WHAT IS BEING ASKED: Keep only the lines of the data below that contain "Quit", and copy them.

[Dataset rows describing interfaces]
------------------------------------------------------------
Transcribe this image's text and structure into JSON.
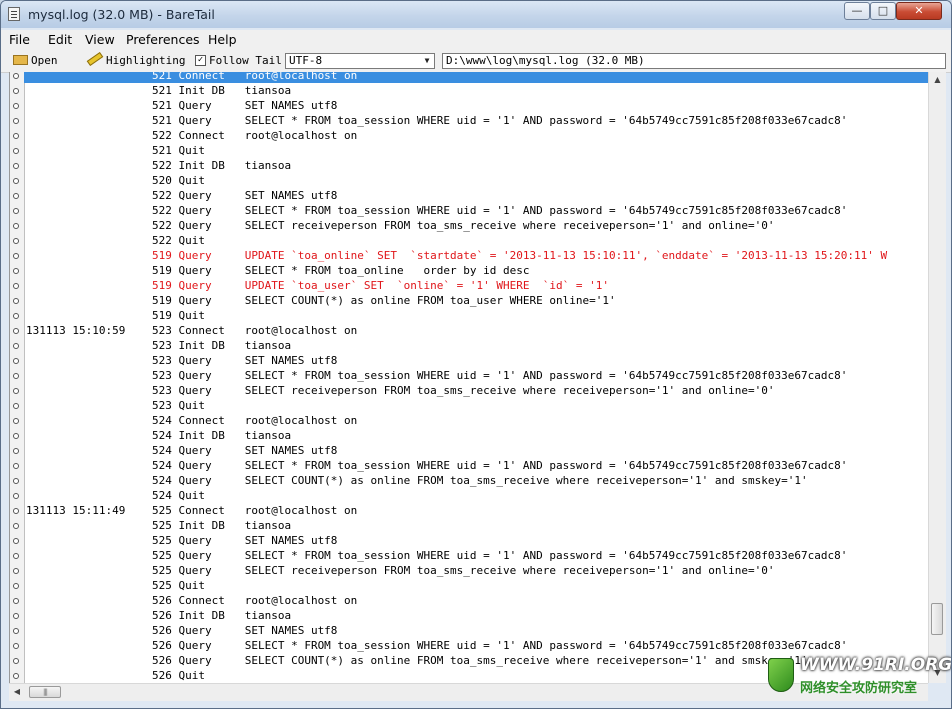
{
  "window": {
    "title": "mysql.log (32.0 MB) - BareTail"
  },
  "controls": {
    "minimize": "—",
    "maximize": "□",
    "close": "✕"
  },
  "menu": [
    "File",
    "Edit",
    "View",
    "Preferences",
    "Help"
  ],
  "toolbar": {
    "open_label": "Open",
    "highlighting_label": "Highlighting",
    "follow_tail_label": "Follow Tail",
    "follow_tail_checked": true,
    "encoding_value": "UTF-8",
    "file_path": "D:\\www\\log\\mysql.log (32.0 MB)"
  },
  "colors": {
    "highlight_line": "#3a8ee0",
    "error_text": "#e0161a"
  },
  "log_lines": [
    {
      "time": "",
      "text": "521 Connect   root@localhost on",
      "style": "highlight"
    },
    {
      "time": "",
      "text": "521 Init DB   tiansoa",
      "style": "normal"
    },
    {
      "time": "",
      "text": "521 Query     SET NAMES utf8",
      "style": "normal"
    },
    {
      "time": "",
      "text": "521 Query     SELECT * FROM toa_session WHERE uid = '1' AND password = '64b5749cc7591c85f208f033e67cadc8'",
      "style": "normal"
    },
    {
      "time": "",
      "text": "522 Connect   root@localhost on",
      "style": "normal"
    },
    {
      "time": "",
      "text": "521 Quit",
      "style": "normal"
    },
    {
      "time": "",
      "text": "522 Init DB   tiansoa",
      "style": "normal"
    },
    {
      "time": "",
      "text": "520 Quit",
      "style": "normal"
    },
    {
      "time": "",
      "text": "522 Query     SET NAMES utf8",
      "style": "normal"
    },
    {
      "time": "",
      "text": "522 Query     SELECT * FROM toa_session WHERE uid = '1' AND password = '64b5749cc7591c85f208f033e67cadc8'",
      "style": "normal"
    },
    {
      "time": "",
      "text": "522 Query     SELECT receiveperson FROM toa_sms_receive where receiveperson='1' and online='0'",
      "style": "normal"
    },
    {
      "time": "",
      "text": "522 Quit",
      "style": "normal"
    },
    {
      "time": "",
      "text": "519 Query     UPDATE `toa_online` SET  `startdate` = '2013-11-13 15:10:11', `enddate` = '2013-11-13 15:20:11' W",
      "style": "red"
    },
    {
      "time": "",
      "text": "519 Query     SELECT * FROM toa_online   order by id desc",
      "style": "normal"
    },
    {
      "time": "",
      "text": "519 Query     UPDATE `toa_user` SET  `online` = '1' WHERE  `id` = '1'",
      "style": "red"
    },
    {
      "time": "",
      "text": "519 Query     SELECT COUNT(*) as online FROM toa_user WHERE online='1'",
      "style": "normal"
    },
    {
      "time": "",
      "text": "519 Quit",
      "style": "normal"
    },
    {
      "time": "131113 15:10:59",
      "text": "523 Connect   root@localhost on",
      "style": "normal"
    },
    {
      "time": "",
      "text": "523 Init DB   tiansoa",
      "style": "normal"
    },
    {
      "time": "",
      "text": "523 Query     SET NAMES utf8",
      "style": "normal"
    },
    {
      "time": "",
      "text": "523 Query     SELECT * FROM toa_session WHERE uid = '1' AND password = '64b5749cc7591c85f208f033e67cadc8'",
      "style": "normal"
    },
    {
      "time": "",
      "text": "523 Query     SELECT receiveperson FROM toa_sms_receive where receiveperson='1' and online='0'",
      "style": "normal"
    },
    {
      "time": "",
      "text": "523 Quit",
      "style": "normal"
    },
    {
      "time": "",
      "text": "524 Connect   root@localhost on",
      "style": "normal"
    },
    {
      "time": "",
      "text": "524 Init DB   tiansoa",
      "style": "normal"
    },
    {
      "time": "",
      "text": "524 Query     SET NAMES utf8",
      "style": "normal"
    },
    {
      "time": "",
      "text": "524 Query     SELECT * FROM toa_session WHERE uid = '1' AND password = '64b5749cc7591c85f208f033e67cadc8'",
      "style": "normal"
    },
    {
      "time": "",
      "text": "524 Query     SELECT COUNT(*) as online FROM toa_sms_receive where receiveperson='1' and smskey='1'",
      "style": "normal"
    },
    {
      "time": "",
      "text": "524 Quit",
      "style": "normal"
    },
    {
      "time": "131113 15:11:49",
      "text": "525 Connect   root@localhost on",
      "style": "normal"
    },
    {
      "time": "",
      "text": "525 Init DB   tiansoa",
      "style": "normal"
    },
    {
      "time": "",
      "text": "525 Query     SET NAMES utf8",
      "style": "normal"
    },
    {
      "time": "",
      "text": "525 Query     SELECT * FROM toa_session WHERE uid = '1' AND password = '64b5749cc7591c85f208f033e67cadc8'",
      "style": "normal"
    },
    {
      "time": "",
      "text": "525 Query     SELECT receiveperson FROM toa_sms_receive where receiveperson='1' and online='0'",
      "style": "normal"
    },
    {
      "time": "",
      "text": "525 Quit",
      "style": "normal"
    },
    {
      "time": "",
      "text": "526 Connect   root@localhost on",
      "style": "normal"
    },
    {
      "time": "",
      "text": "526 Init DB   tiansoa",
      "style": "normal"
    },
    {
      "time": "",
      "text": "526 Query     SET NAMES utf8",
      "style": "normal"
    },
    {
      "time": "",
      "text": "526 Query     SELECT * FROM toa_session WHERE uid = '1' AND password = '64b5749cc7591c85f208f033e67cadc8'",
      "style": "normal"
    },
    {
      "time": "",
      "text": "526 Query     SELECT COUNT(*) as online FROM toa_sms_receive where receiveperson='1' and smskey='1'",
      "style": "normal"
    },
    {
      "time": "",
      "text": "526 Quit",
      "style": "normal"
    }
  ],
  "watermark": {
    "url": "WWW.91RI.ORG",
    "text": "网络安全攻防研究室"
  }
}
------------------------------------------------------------
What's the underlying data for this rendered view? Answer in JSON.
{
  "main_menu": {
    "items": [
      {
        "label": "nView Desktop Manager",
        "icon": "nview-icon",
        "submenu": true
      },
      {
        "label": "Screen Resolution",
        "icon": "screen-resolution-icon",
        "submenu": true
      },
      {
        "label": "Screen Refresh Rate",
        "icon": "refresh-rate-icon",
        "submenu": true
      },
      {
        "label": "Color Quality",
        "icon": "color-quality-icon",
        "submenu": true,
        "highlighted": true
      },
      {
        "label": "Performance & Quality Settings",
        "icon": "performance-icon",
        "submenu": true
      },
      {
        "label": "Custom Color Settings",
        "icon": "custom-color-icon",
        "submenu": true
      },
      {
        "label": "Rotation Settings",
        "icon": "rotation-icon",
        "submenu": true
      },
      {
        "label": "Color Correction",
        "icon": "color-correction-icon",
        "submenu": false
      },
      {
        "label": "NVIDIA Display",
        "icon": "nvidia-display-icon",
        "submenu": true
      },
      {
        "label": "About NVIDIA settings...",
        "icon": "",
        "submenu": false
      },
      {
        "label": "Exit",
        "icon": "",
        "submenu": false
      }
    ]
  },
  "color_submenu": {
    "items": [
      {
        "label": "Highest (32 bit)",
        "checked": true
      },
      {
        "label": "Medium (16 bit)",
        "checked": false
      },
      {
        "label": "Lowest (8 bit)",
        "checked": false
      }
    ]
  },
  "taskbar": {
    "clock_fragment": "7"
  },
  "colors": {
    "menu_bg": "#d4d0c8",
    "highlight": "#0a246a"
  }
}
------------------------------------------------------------
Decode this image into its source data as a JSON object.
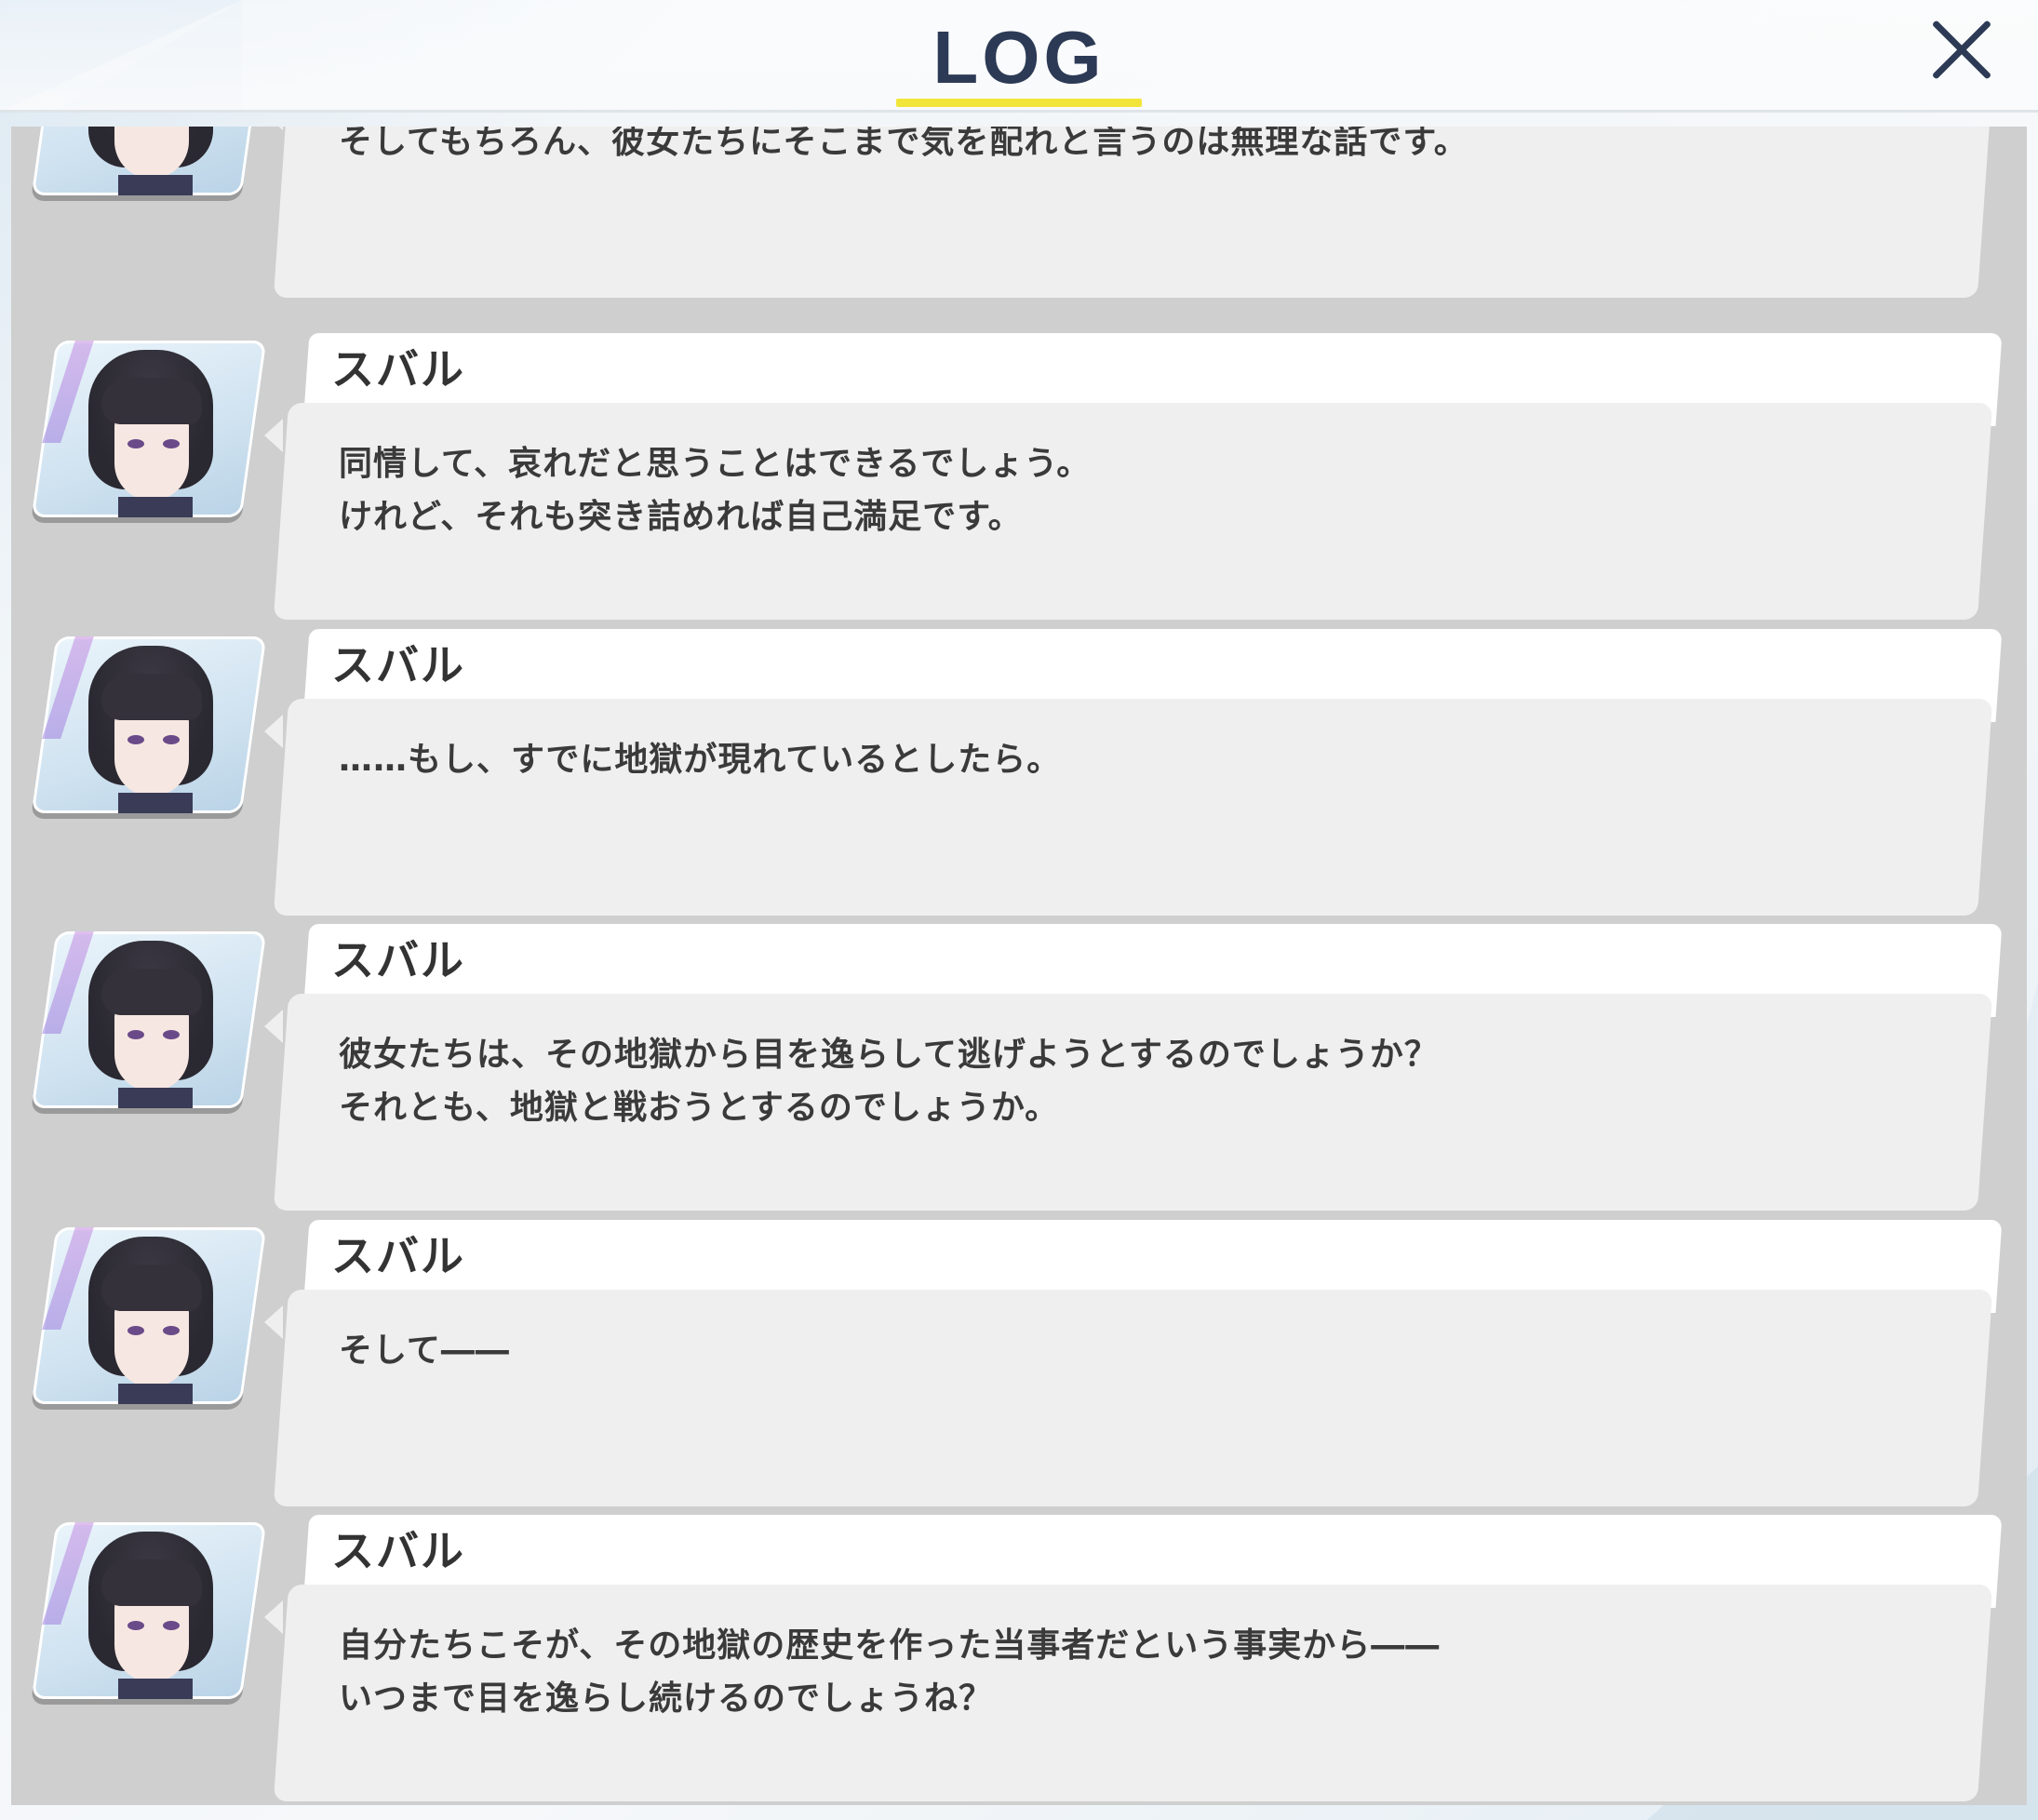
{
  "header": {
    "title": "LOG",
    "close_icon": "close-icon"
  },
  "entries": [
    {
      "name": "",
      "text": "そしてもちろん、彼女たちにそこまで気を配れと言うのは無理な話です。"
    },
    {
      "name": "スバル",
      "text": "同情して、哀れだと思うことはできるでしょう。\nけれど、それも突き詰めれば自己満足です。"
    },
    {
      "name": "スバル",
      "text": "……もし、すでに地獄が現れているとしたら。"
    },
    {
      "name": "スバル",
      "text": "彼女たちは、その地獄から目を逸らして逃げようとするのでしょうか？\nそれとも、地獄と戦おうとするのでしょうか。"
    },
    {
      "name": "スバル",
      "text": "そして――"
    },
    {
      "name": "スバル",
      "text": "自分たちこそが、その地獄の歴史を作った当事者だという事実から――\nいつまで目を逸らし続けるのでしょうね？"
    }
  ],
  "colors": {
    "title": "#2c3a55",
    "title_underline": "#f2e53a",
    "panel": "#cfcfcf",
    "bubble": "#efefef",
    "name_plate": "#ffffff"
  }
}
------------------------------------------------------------
ANSWER FOR THIS EXERCISE:
      "text": "521 Quit",
      "text": "520 Quit",
      "text": "522 Quit",
      "text": "519 Quit",
      "text": "523 Quit",
      "text": "524 Quit",
      "text": "525 Quit",
      "text": "526 Quit",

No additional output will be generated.